- _Work required_: Each of the entries below should be written out exactly as it reads.

Collected data

· · ·

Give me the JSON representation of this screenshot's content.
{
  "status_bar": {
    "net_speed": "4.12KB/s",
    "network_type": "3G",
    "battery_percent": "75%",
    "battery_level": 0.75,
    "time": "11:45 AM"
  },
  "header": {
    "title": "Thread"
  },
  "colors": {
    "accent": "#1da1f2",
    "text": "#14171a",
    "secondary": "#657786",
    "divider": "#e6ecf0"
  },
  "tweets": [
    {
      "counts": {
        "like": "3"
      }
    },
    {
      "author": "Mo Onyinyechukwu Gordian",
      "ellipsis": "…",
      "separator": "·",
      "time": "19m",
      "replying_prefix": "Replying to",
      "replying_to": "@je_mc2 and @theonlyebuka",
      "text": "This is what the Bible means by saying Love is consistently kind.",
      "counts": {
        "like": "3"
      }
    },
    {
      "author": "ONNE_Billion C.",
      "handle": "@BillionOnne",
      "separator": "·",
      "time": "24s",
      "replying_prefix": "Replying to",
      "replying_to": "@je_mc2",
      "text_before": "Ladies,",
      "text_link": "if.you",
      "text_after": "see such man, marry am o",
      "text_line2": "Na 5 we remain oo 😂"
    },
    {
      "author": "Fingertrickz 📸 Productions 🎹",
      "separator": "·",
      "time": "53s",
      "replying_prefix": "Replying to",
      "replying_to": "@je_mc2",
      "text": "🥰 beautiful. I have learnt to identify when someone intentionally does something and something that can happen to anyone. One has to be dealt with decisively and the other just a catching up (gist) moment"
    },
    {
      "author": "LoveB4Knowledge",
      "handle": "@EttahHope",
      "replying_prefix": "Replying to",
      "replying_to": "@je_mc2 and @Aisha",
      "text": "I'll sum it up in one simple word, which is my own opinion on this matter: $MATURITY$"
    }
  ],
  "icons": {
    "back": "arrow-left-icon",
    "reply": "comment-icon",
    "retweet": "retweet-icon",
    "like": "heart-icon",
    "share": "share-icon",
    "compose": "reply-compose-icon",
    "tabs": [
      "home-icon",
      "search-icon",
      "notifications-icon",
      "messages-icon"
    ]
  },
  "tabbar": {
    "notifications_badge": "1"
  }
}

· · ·

- _Solution for this problem_:
Give me the JSON representation of this screenshot's content.
{
  "status_bar": {
    "net_speed": "4.12KB/s",
    "network_type": "3G",
    "battery_percent": "75%",
    "battery_level": 0.75,
    "time": "11:45 AM"
  },
  "header": {
    "title": "Thread"
  },
  "colors": {
    "accent": "#1da1f2",
    "text": "#14171a",
    "secondary": "#657786",
    "divider": "#e6ecf0"
  },
  "tweets": [
    {
      "counts": {
        "like": "3"
      }
    },
    {
      "author": "Mo Onyinyechukwu Gordian",
      "ellipsis": "…",
      "separator": "·",
      "time": "19m",
      "replying_prefix": "Replying to",
      "replying_to": "@je_mc2 and @theonlyebuka",
      "text": "This is what the Bible means by saying Love is consistently kind.",
      "counts": {
        "like": "3"
      }
    },
    {
      "author": "ONNE_Billion C.",
      "handle": "@BillionOnne",
      "separator": "·",
      "time": "24s",
      "replying_prefix": "Replying to",
      "replying_to": "@je_mc2",
      "text_before": "Ladies,",
      "text_link": "if.you",
      "text_after": "see such man, marry am o",
      "text_line2": "Na 5 we remain oo 😂"
    },
    {
      "author": "Fingertrickz 📸 Productions 🎹",
      "separator": "·",
      "time": "53s",
      "replying_prefix": "Replying to",
      "replying_to": "@je_mc2",
      "text": "🥰 beautiful. I have learnt to identify when someone intentionally does something and something that can happen to anyone. One has to be dealt with decisively and the other just a catching up (gist) moment"
    },
    {
      "author": "LoveB4Knowledge",
      "handle": "@EttahHope",
      "replying_prefix": "Replying to",
      "replying_to": "@je_mc2 and @Aisha",
      "text": "I'll sum it up in one simple word, which is my own opinion on this matter: $MATURITY$"
    }
  ],
  "icons": {
    "back": "arrow-left-icon",
    "reply": "comment-icon",
    "retweet": "retweet-icon",
    "like": "heart-icon",
    "share": "share-icon",
    "compose": "reply-compose-icon",
    "tabs": [
      "home-icon",
      "search-icon",
      "notifications-icon",
      "messages-icon"
    ]
  },
  "tabbar": {
    "notifications_badge": "1"
  }
}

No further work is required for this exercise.